Richard Vaughan, divisional senior vice-president for commercial operations worldwide, said he was being cautious about the impact of the levy – which came into effect on November 1 – but insisted that forward bookings were “still very strong”.
“Any tax increase will have an eventual impact [on business], I just wish the government would spend the tax on what they say they are collecting it for.
“It’s like road tax. You’d be comfortable about it if you knew they were spending it on improving roads, but we know they don’t.”
Speaking to ABTN at the World Travel Market in London, Vaughan said Emirates’ future was rosy, and predicted continued growth in 2011.
Last month the Dubai-based airline posted a half-year profit (until September 31, 2010) of $951 million, more than three times up on the same period in 2009.
“We are seeing growth – both leisure and corporate – in all regions of the world, and the UK is no exception, it is solid.
"Our forward bookings for the next three months are above target, and at the moment I can’t see anything on the horizon changing.
"Every thing appears to be rosy, though that’s not to say we are complacent. We know disaster could strike at any time.”
Vaughan said corporate travel was improving in all the world’s major regions, including the UK, which economists believe is lagging behind other heavyweight growth markets.
He said business travel out of the UK’s northern regions had been boosted by the introduction of the A380 superjumbo out of Manchester on September 1.
And he said the service – which has just celebrated its 20th anniversary – had been a “huge success”.
He predicted Birmingham would also benefit from an A380 in the future, though he would not say when exactly.
The service between the Midlands and the Middle East – which celebrates its 10th anniversary next month – was recently boosted by the introduction of a larger Boeing 777 aircraft.
He said business out of Glasgow was “going gangbusters” but said the Scottish airport was more likely to see an increase in frequency rather than the introduction of a superjumbo.

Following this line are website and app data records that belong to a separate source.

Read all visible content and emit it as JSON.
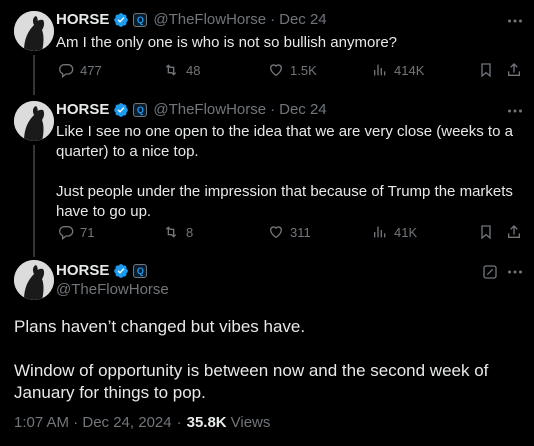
{
  "author": {
    "name": "HORSE",
    "handle": "@TheFlowHorse",
    "affiliate_badge": "Q"
  },
  "tweets": [
    {
      "date": "Dec 24",
      "text": "Am I the only one is who is not so bullish anymore?",
      "replies": "477",
      "reposts": "48",
      "likes": "1.5K",
      "views": "414K"
    },
    {
      "date": "Dec 24",
      "paragraphs": [
        "Like I see no one open to the idea that we are very close (weeks to a quarter) to a nice top.",
        "Just people under the impression that because of Trump the markets have to go up."
      ],
      "replies": "71",
      "reposts": "8",
      "likes": "311",
      "views": "41K"
    }
  ],
  "main_tweet": {
    "paragraphs": [
      "Plans haven’t changed but vibes have.",
      "Window of opportunity is between now and the second week of January for things to pop."
    ],
    "timestamp": "1:07 AM · Dec 24, 2024",
    "views_count": "35.8K",
    "views_label": "Views"
  },
  "colors": {
    "background": "#000000",
    "text": "#e7e9ea",
    "muted": "#71767b",
    "verified": "#1d9bf0"
  }
}
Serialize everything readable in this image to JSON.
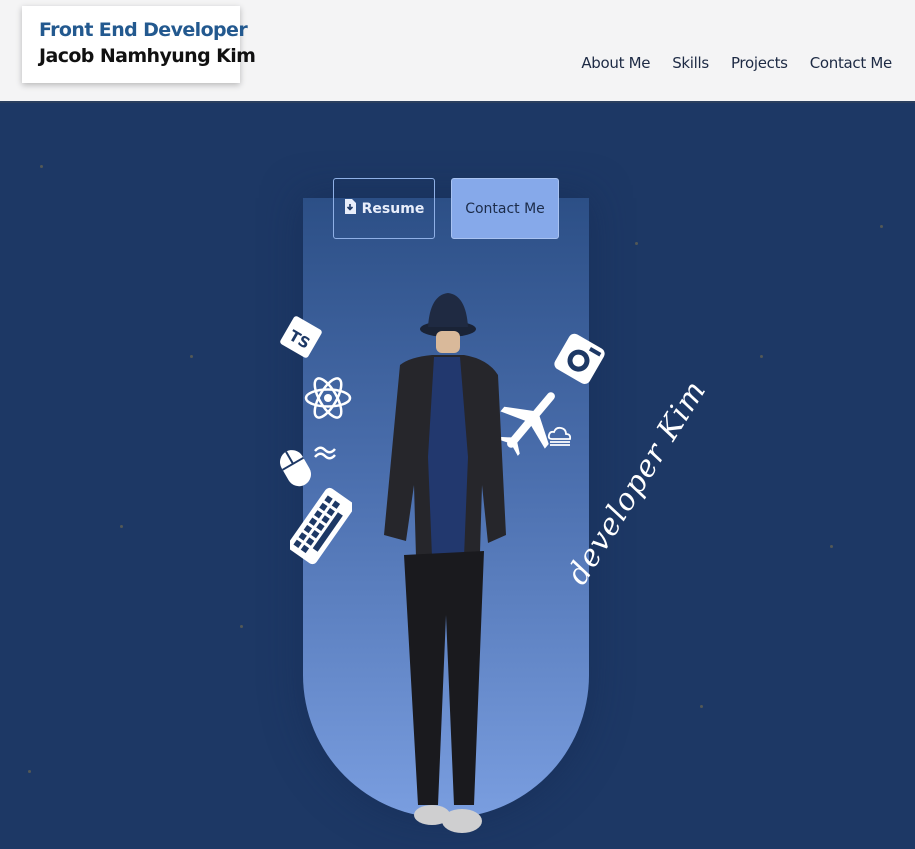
{
  "header": {
    "role": "Front End Developer",
    "name": "Jacob Namhyung Kim",
    "nav": [
      "About Me",
      "Skills",
      "Projects",
      "Contact Me"
    ]
  },
  "hero": {
    "resume_label": "Resume",
    "contact_label": "Contact Me",
    "script_text": "developer Kim",
    "icons": [
      "typescript-icon",
      "react-icon",
      "mouse-icon",
      "tailwind-icon",
      "keyboard-icon",
      "airplane-icon",
      "cloud-icon",
      "camera-icon",
      "download-file-icon"
    ]
  },
  "colors": {
    "background": "#1d3865",
    "header_bg": "#f4f4f5",
    "brand_role": "#23598f",
    "button_contact": "#86a9ea",
    "capsule_bottom": "#7a9ee0"
  }
}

Vaughan poured scorn on any suggestion that the Middle Eastern airline had plans to join an airline alliance.
“We will remain independent; we are not interested in the alliances,” he said.

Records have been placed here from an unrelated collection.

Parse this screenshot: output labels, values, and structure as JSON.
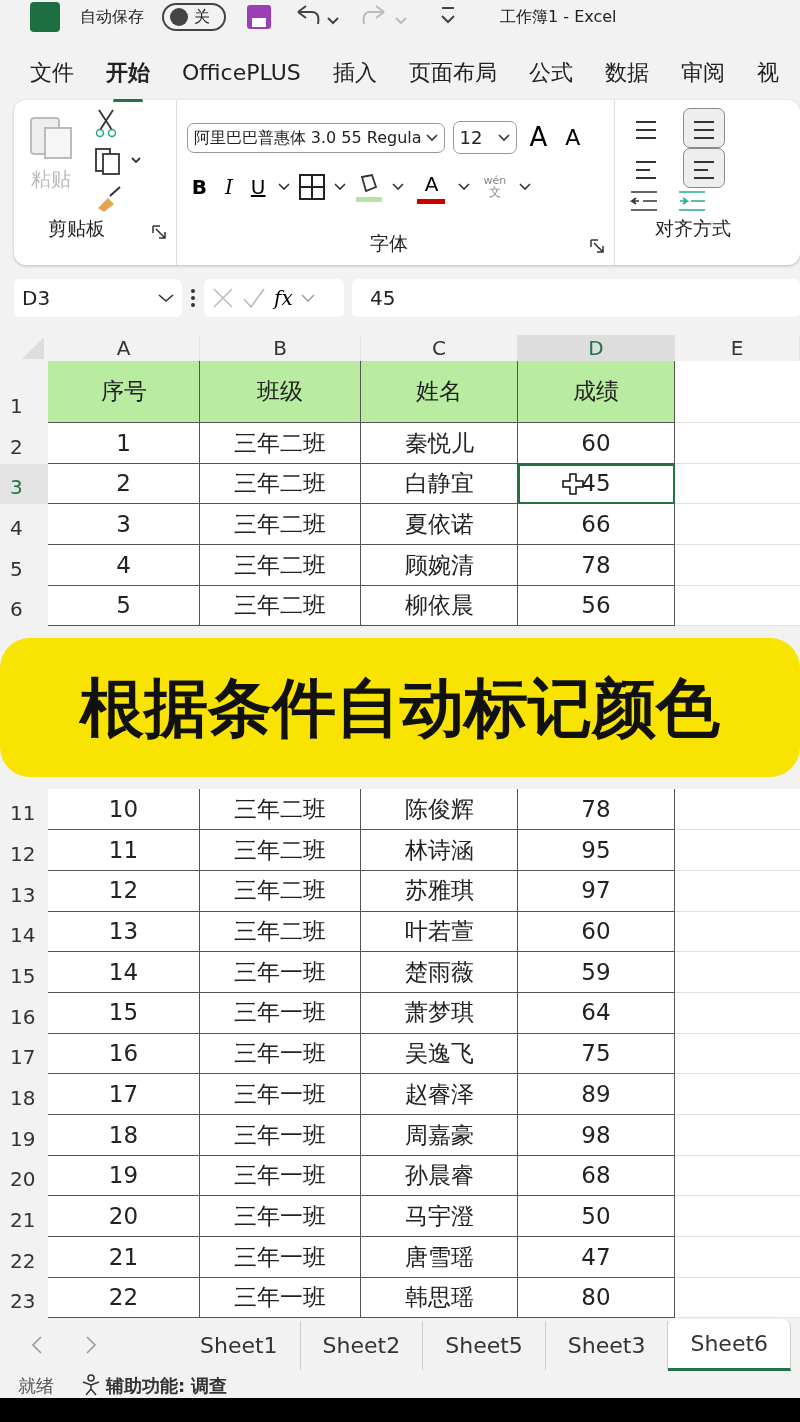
{
  "title_bar": {
    "autosave_label": "自动保存",
    "autosave_toggle": {
      "label": "关",
      "on": false
    },
    "title": "工作簿1  -  Excel"
  },
  "ribbon_tabs": [
    {
      "label": "文件",
      "selected": false
    },
    {
      "label": "开始",
      "selected": true
    },
    {
      "label": "OfficePLUS",
      "selected": false
    },
    {
      "label": "插入",
      "selected": false
    },
    {
      "label": "页面布局",
      "selected": false
    },
    {
      "label": "公式",
      "selected": false
    },
    {
      "label": "数据",
      "selected": false
    },
    {
      "label": "审阅",
      "selected": false
    },
    {
      "label": "视",
      "selected": false
    }
  ],
  "ribbon": {
    "clipboard": {
      "paste": "粘贴",
      "group_label": "剪贴板"
    },
    "font": {
      "font_name": "阿里巴巴普惠体 3.0 55 Regula",
      "font_size": "12",
      "grow": "A",
      "shrink": "A",
      "bold": "B",
      "italic": "I",
      "underline": "U",
      "font_color": "A",
      "phonetic_top": "wén",
      "phonetic_bottom": "文",
      "group_label": "字体"
    },
    "alignment": {
      "vertical": [
        {
          "selected": false
        },
        {
          "selected": true
        }
      ],
      "horizontal": [
        {
          "selected": false
        },
        {
          "selected": true
        }
      ],
      "group_label": "对齐方式"
    }
  },
  "formula_bar": {
    "name_box": "D3",
    "fx": "fx",
    "value": "45"
  },
  "columns": [
    {
      "label": "A",
      "selected": false
    },
    {
      "label": "B",
      "selected": false
    },
    {
      "label": "C",
      "selected": false
    },
    {
      "label": "D",
      "selected": true
    },
    {
      "label": "E",
      "selected": false
    }
  ],
  "rows": [
    {
      "number": "1",
      "kind": "header",
      "selected": false,
      "cells": [
        "序号",
        "班级",
        "姓名",
        "成绩"
      ]
    },
    {
      "number": "2",
      "kind": "data",
      "selected": false,
      "cells": [
        "1",
        "三年二班",
        "秦悦儿",
        "60"
      ]
    },
    {
      "number": "3",
      "kind": "data",
      "selected": true,
      "cells": [
        "2",
        "三年二班",
        "白静宜",
        "45"
      ]
    },
    {
      "number": "4",
      "kind": "data",
      "selected": false,
      "cells": [
        "3",
        "三年二班",
        "夏依诺",
        "66"
      ]
    },
    {
      "number": "5",
      "kind": "data",
      "selected": false,
      "cells": [
        "4",
        "三年二班",
        "顾婉清",
        "78"
      ]
    },
    {
      "number": "6",
      "kind": "data",
      "selected": false,
      "cells": [
        "5",
        "三年二班",
        "柳依晨",
        "56"
      ]
    },
    {
      "kind": "covered"
    },
    {
      "number": "11",
      "kind": "data",
      "selected": false,
      "cells": [
        "10",
        "三年二班",
        "陈俊辉",
        "78"
      ]
    },
    {
      "number": "12",
      "kind": "data",
      "selected": false,
      "cells": [
        "11",
        "三年二班",
        "林诗涵",
        "95"
      ]
    },
    {
      "number": "13",
      "kind": "data",
      "selected": false,
      "cells": [
        "12",
        "三年二班",
        "苏雅琪",
        "97"
      ]
    },
    {
      "number": "14",
      "kind": "data",
      "selected": false,
      "cells": [
        "13",
        "三年二班",
        "叶若萱",
        "60"
      ]
    },
    {
      "number": "15",
      "kind": "data",
      "selected": false,
      "cells": [
        "14",
        "三年一班",
        "楚雨薇",
        "59"
      ]
    },
    {
      "number": "16",
      "kind": "data",
      "selected": false,
      "cells": [
        "15",
        "三年一班",
        "萧梦琪",
        "64"
      ]
    },
    {
      "number": "17",
      "kind": "data",
      "selected": false,
      "cells": [
        "16",
        "三年一班",
        "吴逸飞",
        "75"
      ]
    },
    {
      "number": "18",
      "kind": "data",
      "selected": false,
      "cells": [
        "17",
        "三年一班",
        "赵睿泽",
        "89"
      ]
    },
    {
      "number": "19",
      "kind": "data",
      "selected": false,
      "cells": [
        "18",
        "三年一班",
        "周嘉豪",
        "98"
      ]
    },
    {
      "number": "20",
      "kind": "data",
      "selected": false,
      "cells": [
        "19",
        "三年一班",
        "孙晨睿",
        "68"
      ]
    },
    {
      "number": "21",
      "kind": "data",
      "selected": false,
      "cells": [
        "20",
        "三年一班",
        "马宇澄",
        "50"
      ]
    },
    {
      "number": "22",
      "kind": "data",
      "selected": false,
      "cells": [
        "21",
        "三年一班",
        "唐雪瑶",
        "47"
      ]
    },
    {
      "number": "23",
      "kind": "data",
      "selected": false,
      "cells": [
        "22",
        "三年一班",
        "韩思瑶",
        "80"
      ]
    }
  ],
  "banner": "根据条件自动标记颜色",
  "sheet_tabs": [
    {
      "label": "Sheet1",
      "selected": false
    },
    {
      "label": "Sheet2",
      "selected": false
    },
    {
      "label": "Sheet5",
      "selected": false
    },
    {
      "label": "Sheet3",
      "selected": false
    },
    {
      "label": "Sheet6",
      "selected": true
    }
  ],
  "status_bar": {
    "ready": "就绪",
    "accessibility": "辅助功能: 调查"
  }
}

“There has been a lot of talk around the world about cartels and illegal business practice, but alliances get round that.
“Alliances are a gathering of the weak. It’s like having ten husbands or wives; it’s difficult to please everyone.
"I’d like to think we are quicker on our feet. We don’t have to worry about up-selling our partners because we don’t have any.”